SINGAPORE (Sept 22): The global airline industry is on track for a second record year of profits.
IATA forecasts that airlines worldwide will generate total earnings of US$39.4 billion (S$53.4 billion) for 2016.
It will also be the second consecutive year, and in the industry's history, that airlines' return on invested capital exceeds their cost of capital.
While the cargo sector remains depressed, the industry has had help from lower oil prices, as well as better-than-expected passenger demand despite weak global economic growth, says IATA's recently-appointed Director General and CEO Alexandre de Juniac.
Many airlines have also been restructuring their internal processes to become more efficient.
North American airlines would account for 60% of the earnings, while Asia-Pacific airlines are expected to generate US$7.8 billion, or nearly 20% of the total.
However, the profits cycle show signs of peaking, says IATA's chief economist Brian Pearce.
And, as de Juniac cautioned, airlines need to be able to react quickly to changes in the environment.
"We are having a very good year. I'm not predicting an end to the good times, but it would be unrealistic to expect to last forever."

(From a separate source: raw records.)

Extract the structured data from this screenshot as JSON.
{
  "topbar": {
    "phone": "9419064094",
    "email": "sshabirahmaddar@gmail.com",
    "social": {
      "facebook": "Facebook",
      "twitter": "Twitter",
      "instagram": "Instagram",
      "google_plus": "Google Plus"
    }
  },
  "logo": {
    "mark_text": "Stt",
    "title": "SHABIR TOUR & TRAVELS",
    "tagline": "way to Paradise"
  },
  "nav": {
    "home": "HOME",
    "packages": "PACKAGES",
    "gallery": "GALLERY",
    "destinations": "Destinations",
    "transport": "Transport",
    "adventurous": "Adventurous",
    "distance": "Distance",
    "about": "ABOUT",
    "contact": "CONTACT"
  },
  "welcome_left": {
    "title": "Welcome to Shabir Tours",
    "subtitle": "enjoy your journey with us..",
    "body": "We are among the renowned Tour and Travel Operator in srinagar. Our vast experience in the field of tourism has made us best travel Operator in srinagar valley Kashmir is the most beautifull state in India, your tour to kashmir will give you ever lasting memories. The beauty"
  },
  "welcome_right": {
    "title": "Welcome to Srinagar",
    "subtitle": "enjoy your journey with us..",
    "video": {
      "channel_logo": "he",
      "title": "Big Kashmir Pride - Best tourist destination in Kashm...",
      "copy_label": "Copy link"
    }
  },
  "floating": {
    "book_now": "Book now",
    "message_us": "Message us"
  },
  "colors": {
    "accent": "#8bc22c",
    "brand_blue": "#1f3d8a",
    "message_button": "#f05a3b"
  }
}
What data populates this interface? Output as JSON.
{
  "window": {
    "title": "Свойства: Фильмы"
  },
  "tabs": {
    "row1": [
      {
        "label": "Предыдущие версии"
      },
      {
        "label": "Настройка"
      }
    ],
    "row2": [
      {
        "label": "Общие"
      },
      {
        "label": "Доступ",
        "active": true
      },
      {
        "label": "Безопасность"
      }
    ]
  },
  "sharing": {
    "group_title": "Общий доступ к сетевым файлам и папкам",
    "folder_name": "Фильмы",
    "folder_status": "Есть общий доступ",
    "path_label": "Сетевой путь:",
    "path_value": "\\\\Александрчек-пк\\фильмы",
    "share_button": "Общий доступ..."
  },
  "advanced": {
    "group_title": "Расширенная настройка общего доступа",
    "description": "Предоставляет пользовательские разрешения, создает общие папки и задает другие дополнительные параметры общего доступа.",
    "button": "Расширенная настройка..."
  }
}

De Juniac points to rising trade protectionism rhetoric, terrorist threats, the reversal of oil prices, a 'hard landing' of a major economy, as well as the potential for a business disruptor that could re-shape the industry.